New Jersey’s Initiative Will Generate Over $2 Billion in Economic Benefits
TRENTON – New Jersey stands to reap nearly $2.2 billion in economic benefits from its stem cell research investments, according to a new Rutgers University study unveiled today by Senate President Richard J. Codey. The study, which was prepared by Professor Joseph J. Seneca of the Edward J. Bloustein School of Planning and Public Policy, also estimates that the state can expect to benefit from roughly 30,000 new job-years and $115 million in additional state revenue from New Jersey’s stem cell research initiative.
“Our chief concern has always been to save lives, reduce suffering, and improve the overall human condition,” said Codey. “To be able to do this, while investing in our economy, creating jobs and boosting revenue, is enormously inspiring. This study shows that the impact of our stem cell investments is dramatic in terms of revolutionizing health care treatment and protecting the lifeblood of our economy – our pharmaceutical and biotechnology industries.”
The study was conducted at the Senate President’s request, as a follow-up to a 2005 study that Codey had commissioned based on the state’s previously proposed investment of $380 million in stem cell research initiatives. Since that time, the total investment approved by the state has expanded to $720 million – $270 million for capital construction costs for a world-class Stem Cell Institute and several other stem cell and biomedical research facilities; and a $450 million bond referendum on this November’s ballot that would provide long-term funding for stem cell research grants.
While the analysis of these benefits is complex and dependent on many variables, the study examined the components that would most likely be attributed directly to the state’s proposed initiative: economic impact of expenditures, the retention and expansion of the state’s biotechnology industry and royalty payments that might accrue to the state as a result of the creation of a successful stem cell therapy. The benefits are expected to occur over the 2009 to 2025 period.
“New Jersey’s biotechnology and pharmaceutical industries are vitally important economic engines for the state. The stem cell initiative will help ensure that these sectors continue to thrive in New Jersey and contribute significantly to the economy of the state,” said Professor Seneca. “By this strategic investment in stem cell research, New Jersey continues its scientific legacy as a source of profound improvements in how we live and how well we live, with accompanying large increases in income, employment, and state resources.”
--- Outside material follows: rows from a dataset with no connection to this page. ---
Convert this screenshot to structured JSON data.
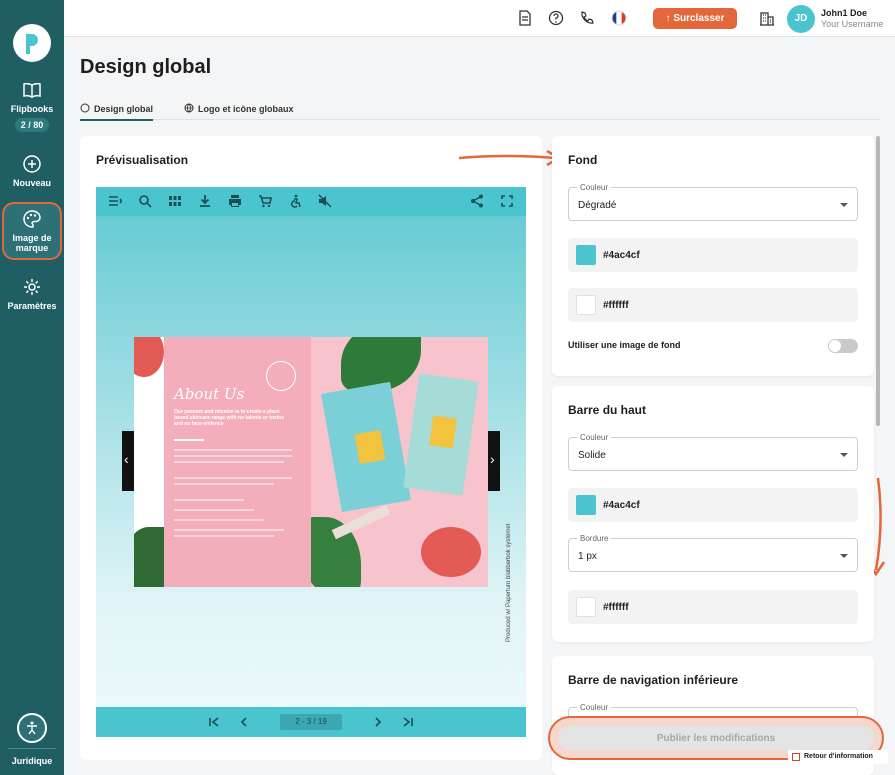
{
  "sidebar": {
    "items": [
      {
        "label": "Flipbooks",
        "badge": "2 / 80"
      },
      {
        "label": "Nouveau"
      },
      {
        "label": "Image de marque"
      },
      {
        "label": "Paramètres"
      }
    ],
    "footer": "Juridique"
  },
  "topbar": {
    "upgrade_label": "Surclasser",
    "user": {
      "initials": "JD",
      "name": "John1 Doe",
      "username": "Your Username"
    }
  },
  "page": {
    "title": "Design global",
    "tabs": [
      {
        "label": "Design global",
        "active": true
      },
      {
        "label": "Logo et icône globaux",
        "active": false
      }
    ]
  },
  "preview": {
    "title": "Prévisualisation",
    "page_indicator": "2 - 3 / 19",
    "book_heading": "About Us",
    "book_subheading": "Our passion and mission is to create a plant-based skincare range with no talents or toxins and no face-violence",
    "credit": "Produced w/ Paperturn blabberbok systemet"
  },
  "sections": {
    "fond": {
      "title": "Fond",
      "couleur_label": "Couleur",
      "couleur_value": "Dégradé",
      "color1": "#4ac4cf",
      "color2": "#ffffff",
      "bg_image_label": "Utiliser une image de fond"
    },
    "barre_haut": {
      "title": "Barre du haut",
      "couleur_label": "Couleur",
      "couleur_value": "Solide",
      "color1": "#4ac4cf",
      "bordure_label": "Bordure",
      "bordure_value": "1 px",
      "color2": "#ffffff"
    },
    "barre_nav": {
      "title": "Barre de navigation inférieure",
      "couleur_label": "Couleur"
    }
  },
  "publish_label": "Publier les modifications",
  "feedback_label": "Retour d'information",
  "colors": {
    "accent": "#e2673a",
    "sidebar": "#1f5f63",
    "brand_teal": "#4ac4cf"
  }
}
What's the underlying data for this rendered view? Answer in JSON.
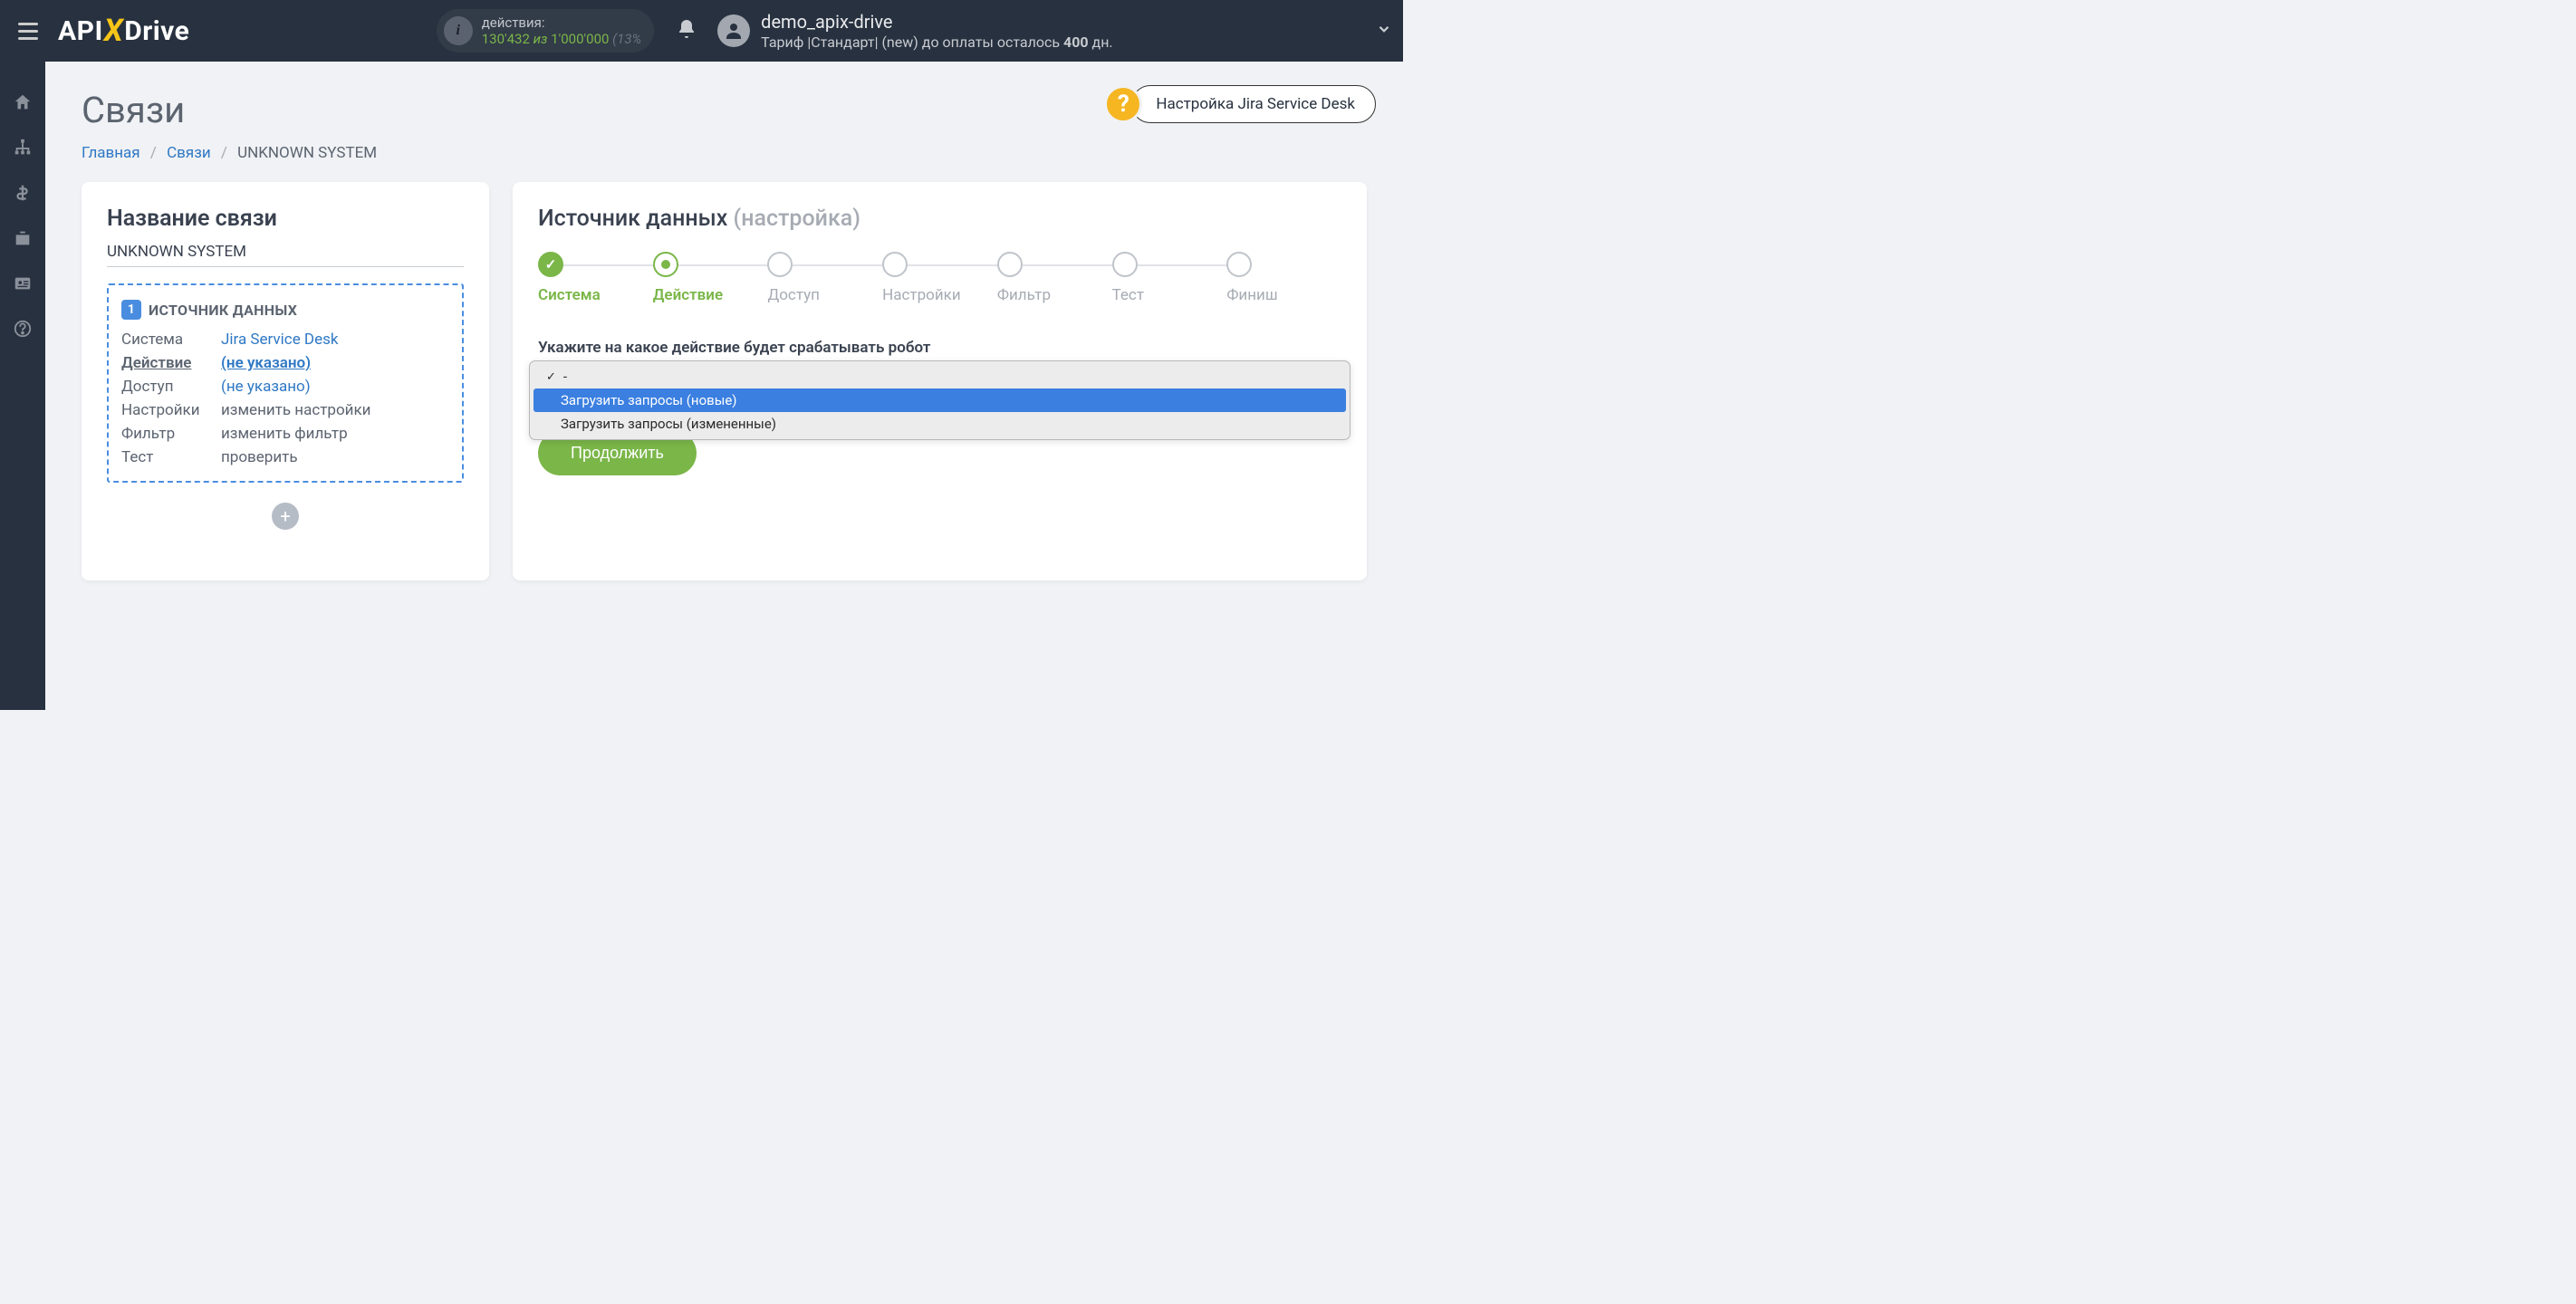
{
  "topbar": {
    "actions_label": "действия:",
    "actions_count": "130'432",
    "actions_of": "из",
    "actions_total": "1'000'000",
    "actions_extra": "(13%",
    "user_name": "demo_apix-drive",
    "tariff_prefix": "Тариф |Стандарт| (new) до оплаты осталось ",
    "tariff_days": "400",
    "tariff_suffix": " дн."
  },
  "page": {
    "title": "Связи",
    "breadcrumb_home": "Главная",
    "breadcrumb_links": "Связи",
    "breadcrumb_current": "UNKNOWN SYSTEM",
    "help_label": "Настройка Jira Service Desk"
  },
  "left": {
    "title": "Название связи",
    "conn_name": "UNKNOWN SYSTEM",
    "badge_num": "1",
    "source_header": "ИСТОЧНИК ДАННЫХ",
    "rows": {
      "system_k": "Система",
      "system_v": "Jira Service Desk",
      "action_k": "Действие",
      "action_v": "(не указано)",
      "access_k": "Доступ",
      "access_v": "(не указано)",
      "settings_k": "Настройки",
      "settings_v": "изменить настройки",
      "filter_k": "Фильтр",
      "filter_v": "изменить фильтр",
      "test_k": "Тест",
      "test_v": "проверить"
    }
  },
  "right": {
    "title": "Источник данных ",
    "title_muted": "(настройка)",
    "steps": [
      "Система",
      "Действие",
      "Доступ",
      "Настройки",
      "Фильтр",
      "Тест",
      "Финиш"
    ],
    "prompt": "Укажите на какое действие будет срабатывать робот",
    "options": [
      "-",
      "Загрузить запросы (новые)",
      "Загрузить запросы (измененные)"
    ],
    "continue": "Продолжить"
  }
}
In the 2005 report, Seneca estimated that New Jersey stood to benefit from an estimated $1.4 billion in new economic activity, approximately 20,000 new jobs and $71.9 million in new state revenue. Since that time, New Jersey’s investment has grown significantly, bringing with it the potential for enormous economic benefits.
Highlights of the new study include:
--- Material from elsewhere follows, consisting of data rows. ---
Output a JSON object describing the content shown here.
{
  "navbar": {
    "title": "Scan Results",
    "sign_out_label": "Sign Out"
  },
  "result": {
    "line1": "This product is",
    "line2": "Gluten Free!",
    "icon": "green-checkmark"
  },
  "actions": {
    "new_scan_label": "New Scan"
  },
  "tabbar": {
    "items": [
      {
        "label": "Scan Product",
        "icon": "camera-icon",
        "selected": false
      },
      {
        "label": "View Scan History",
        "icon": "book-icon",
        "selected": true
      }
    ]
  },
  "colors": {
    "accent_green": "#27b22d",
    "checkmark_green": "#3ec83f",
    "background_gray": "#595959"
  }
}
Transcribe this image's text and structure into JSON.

Economic and Fiscal Impacts of Public Expenditures
Combined Impacts — It is estimated that the total of $720 million in public expenditures on facilities, equipment, and research will generate in New Jersey:
– $546.7 million in additional Gross Domestic Product (GDP)
– 7,766 direct and indirect job-years (one job-year is equal to one job
lasting one year)
– $475.3 million in income
– $19.7 million in state taxes
– $21.8 million in local taxes
Retention and Expansion of the Biotechnology and Pharmaceutical Industries
It is estimated that the initiative would result in $1.6 billion in private life sciences research investments and $405 million in associated capital expenditures that would not have occurred in
the absence of the public effort. As with the public expenditures, this $2 billion in private sector investments would have significant economic and fiscal impacts, including:
– $1.6 billion in additional GDP
– 22,062 direct and indirect job-years
– $1.4 billion in income
– $56.5 million in state taxes
– $62.3 million in local taxes
Broader Benefits to New Jersey
A broader aggregation of potential stem cell therapy benefits to New Jersey consisting of reductions in health care costs, savings in work time lost, and decreases in premature deaths will occur regardless of where the actual therapies are developed. It is estimated that the economic benefits to New Jersey of successful stem cell therapies to treat the six conditions examined in the report would total almost $73 billion, including:
– $11.3 billion in reduced medical costs
– $813 million due to reductions in lost workdays
– $60.7 billion in premature deaths avoided.
A full copy of the report is available online at: http://www.policy.rutgers.edu/reports/other/stemcelloct07.pdf . For additional questions on the report, Professor Seneca can be contacted at 732-932-2993, ext. 757, or at email@example.com